statements (that represent dataflow), and process statements (that represent behavior).
Basic Language Elements
An identifier in VHDL is composed of a sequence of one or more characters. A legal
character is an upper-case letter (A... Z), or a lower-case letter (a. .. z), or a digit (0 . . . 9)
or the underscore ( _ ) character. The first character in an identifier must be a letter and
the last character may not be an underscore. Lower-case and upper-case letters are
considered to be identical when used in an identifier; as an example. Count, COUNT, and
CouNT, all refer to the same identifier. Also,-two underscore characters cannot appear
consecutively. Some more examples of identifiers are
DRIVE_BUS SelectSignal RAM_Address
SET_CK_HIGH CONST32_59 r2d2
Comments in a description must be preceded by two consecutive hyphens (-); the
comment extends to the end of the line. Comments can appear anywhere within a
description. Examples are
--This is a comment; it ends at the end of this line.
--To continue a comment onto a second line, separate 2 hyphens
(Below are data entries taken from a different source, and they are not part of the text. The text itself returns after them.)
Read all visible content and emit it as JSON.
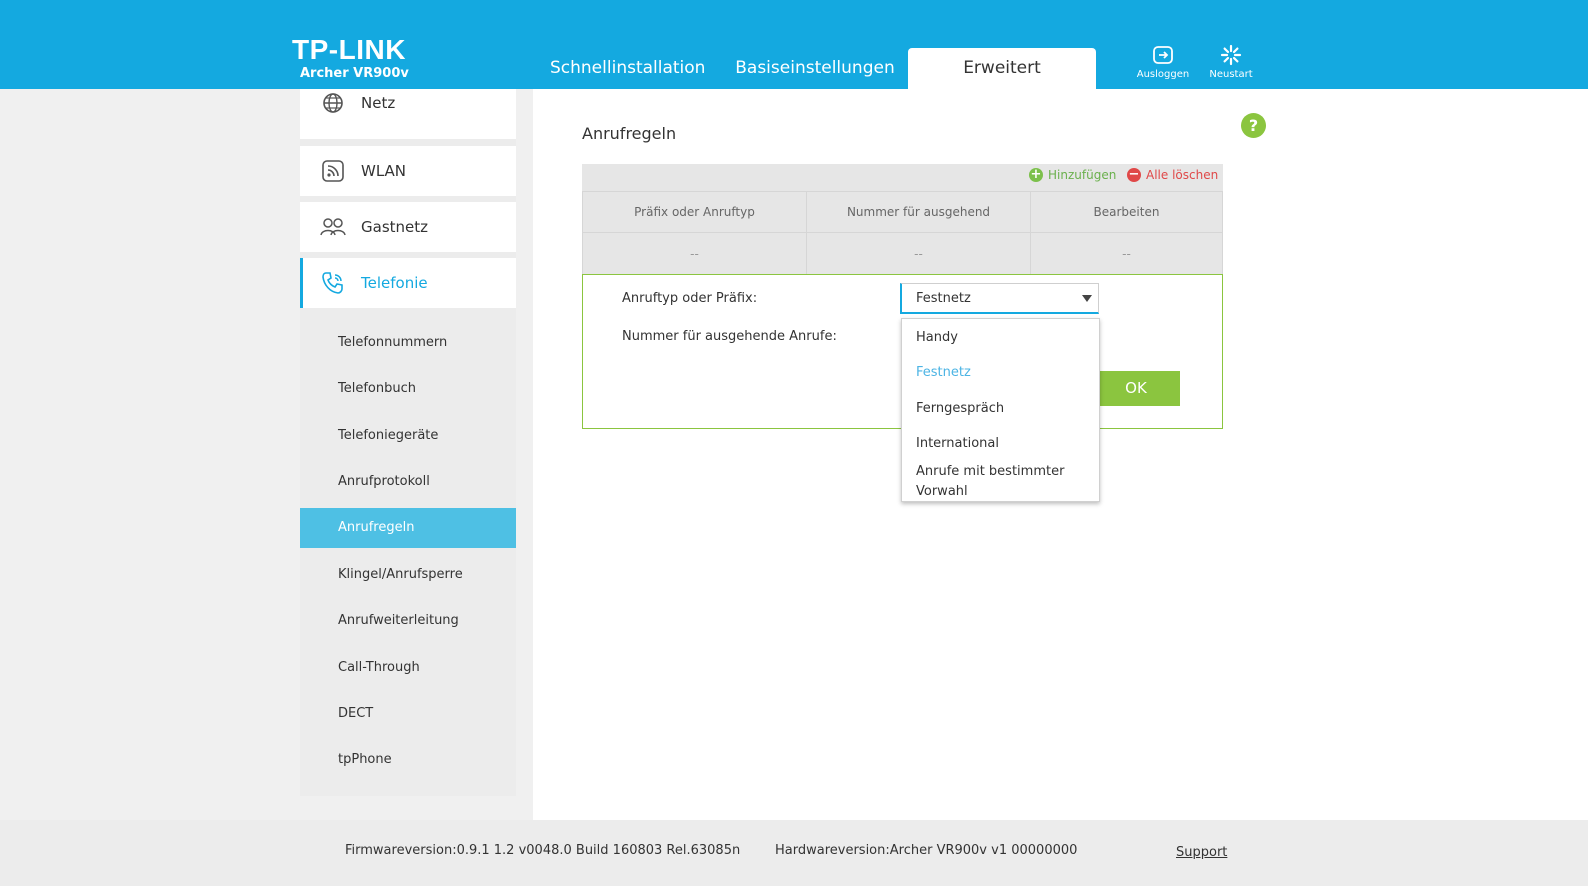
{
  "header": {
    "brand": "TP-LINK",
    "model": "Archer VR900v",
    "tabs": [
      {
        "label": "Schnellinstallation"
      },
      {
        "label": "Basiseinstellungen"
      },
      {
        "label": "Erweitert"
      }
    ],
    "buttons": [
      {
        "label": "Ausloggen",
        "icon": "logout-icon"
      },
      {
        "label": "Neustart",
        "icon": "reboot-icon"
      }
    ],
    "colors": {
      "primary": "#14a9e0",
      "accent_green": "#8bc53f",
      "danger": "#e04848"
    }
  },
  "sidebar": {
    "sections": [
      {
        "label": "Netz",
        "icon": "globe-icon"
      },
      {
        "label": "WLAN",
        "icon": "wifi-icon"
      },
      {
        "label": "Gastnetz",
        "icon": "guest-users-icon"
      },
      {
        "label": "Telefonie",
        "icon": "phone-icon"
      }
    ],
    "sub_items": [
      {
        "label": "Telefonnummern"
      },
      {
        "label": "Telefonbuch"
      },
      {
        "label": "Telefoniegeräte"
      },
      {
        "label": "Anrufprotokoll"
      },
      {
        "label": "Anrufregeln"
      },
      {
        "label": "Klingel/Anrufsperre"
      },
      {
        "label": "Anrufweiterleitung"
      },
      {
        "label": "Call-Through"
      },
      {
        "label": "DECT"
      },
      {
        "label": "tpPhone"
      }
    ]
  },
  "main": {
    "title": "Anrufregeln",
    "help": "?",
    "toolbar": {
      "add_label": "Hinzufügen",
      "delete_all_label": "Alle löschen"
    },
    "table": {
      "columns": [
        "Präfix oder Anruftyp",
        "Nummer für ausgehend",
        "Bearbeiten"
      ],
      "rows": [
        [
          "--",
          "--",
          "--"
        ]
      ]
    },
    "form": {
      "type_label": "Anruftyp oder Präfix:",
      "number_label": "Nummer für ausgehende Anrufe:",
      "selected_value": "Festnetz",
      "options": [
        "Handy",
        "Festnetz",
        "Ferngespräch",
        "International",
        "Anrufe mit bestimmter Vorwahl"
      ],
      "ok_label": "OK"
    }
  },
  "footer": {
    "firmware": "Firmwareversion:0.9.1 1.2 v0048.0 Build 160803 Rel.63085n",
    "hardware": "Hardwareversion:Archer VR900v v1 00000000",
    "support": "Support"
  }
}
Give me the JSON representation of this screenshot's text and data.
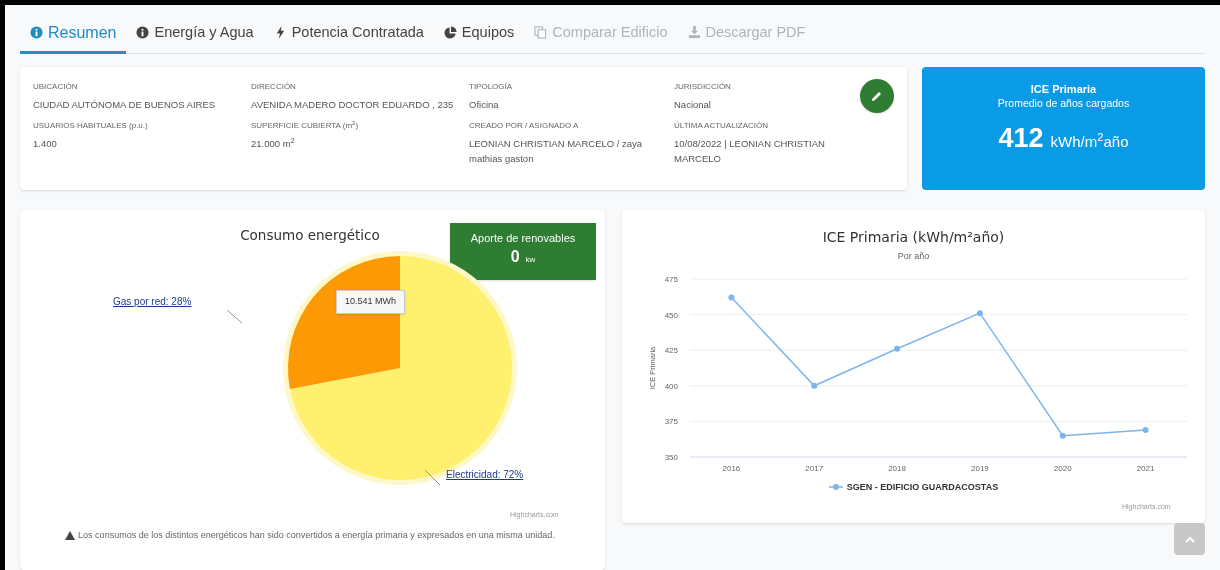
{
  "tabs": [
    {
      "label": "Resumen",
      "selected": true,
      "disabled": false
    },
    {
      "label": "Energía y Agua",
      "selected": false,
      "disabled": false
    },
    {
      "label": "Potencia Contratada",
      "selected": false,
      "disabled": false
    },
    {
      "label": "Equipos",
      "selected": false,
      "disabled": false
    },
    {
      "label": "Comparar Edificio",
      "selected": false,
      "disabled": true
    },
    {
      "label": "Descargar PDF",
      "selected": false,
      "disabled": true
    }
  ],
  "info_fields": [
    {
      "label": "UBICACIÓN",
      "value": "CIUDAD AUTÓNOMA DE BUENOS AIRES"
    },
    {
      "label": "DIRECCIÓN",
      "value": "AVENIDA MADERO DOCTOR EDUARDO , 235"
    },
    {
      "label": "TIPOLOGÍA",
      "value": "Oficina"
    },
    {
      "label": "JURISDICCIÓN",
      "value": "Nacional"
    },
    {
      "label": "USUARIOS HABITUALES (p.u.)",
      "value": "1.400"
    },
    {
      "label": "SUPERFICIE CUBIERTA (m$^{2}$)",
      "value": "21.000 m$^{2}$"
    },
    {
      "label": "CREADO POR / ASIGNADO A",
      "value": "LEONIAN CHRISTIAN MARCELO / zaya mathias gaston"
    },
    {
      "label": "ÚLTIMA ACTUALIZACIÓN",
      "value": "10/08/2022 | LEONIAN CHRISTIAN MARCELO"
    }
  ],
  "ice_card": {
    "title": "ICE Primaria",
    "subtitle": "Promedio de años cargados",
    "value": "412",
    "unit": "kWh/m$^{2}$año"
  },
  "consumption_panel": {
    "title": "Consumo energético",
    "renewables": {
      "label": "Aporte de renovables",
      "value": "0",
      "unit": "kw"
    },
    "tooltip": "10.541 MWh",
    "credits": "Highcharts.com",
    "note": "Los consumos de los distintos energéticos han sido convertidos a energía primaria y expresados en una misma unidad.",
    "chart_data": {
      "type": "pie",
      "values": [
        72,
        28
      ],
      "value_labels": [
        "Electricidad: 72%",
        "Gas por red: 28%"
      ]
    }
  },
  "ice_panel": {
    "title": "ICE Primaria (kWh/m²año)",
    "subtitle": "Por año",
    "credits": "Highcharts.com",
    "chart_data": {
      "type": "line",
      "grid": true,
      "ylabel": "ICE Primaria",
      "categories": [
        "2016",
        "2017",
        "2018",
        "2019",
        "2020",
        "2021"
      ],
      "ylim": [
        350,
        475
      ],
      "yticks": [
        350,
        375,
        400,
        425,
        450,
        475
      ],
      "series": [
        {
          "name": "SGEN - EDIFICIO GUARDACOSTAS",
          "color": "#7cb5ec",
          "marker": true,
          "values": [
            462,
            400,
            426,
            451,
            365,
            369
          ]
        }
      ]
    }
  }
}
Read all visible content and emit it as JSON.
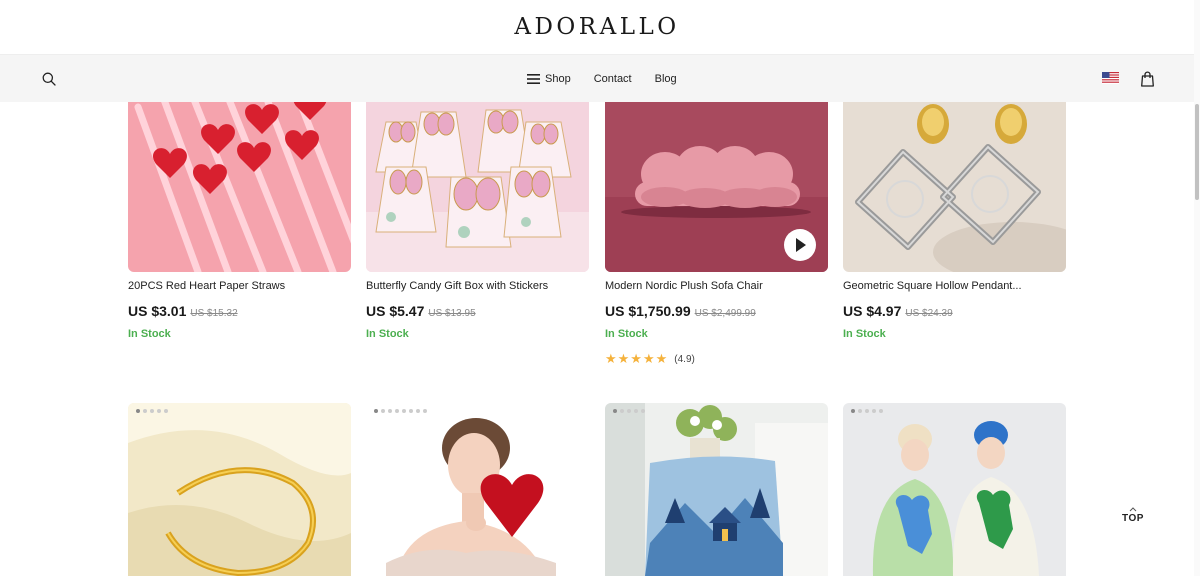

The language defines a set of reserved words; such as integer, real, etc.These words, also
called keywords, have a specific meaning in the language, and therefore, cannot be used
A data object holds a value of a specified type. It is created by means of an object
declaration. An example is
variable COUNT: INTEGER;
This results in the creation of a data object called COUNT which can hold integer values.
The object COUNT is also declared to be of variable class.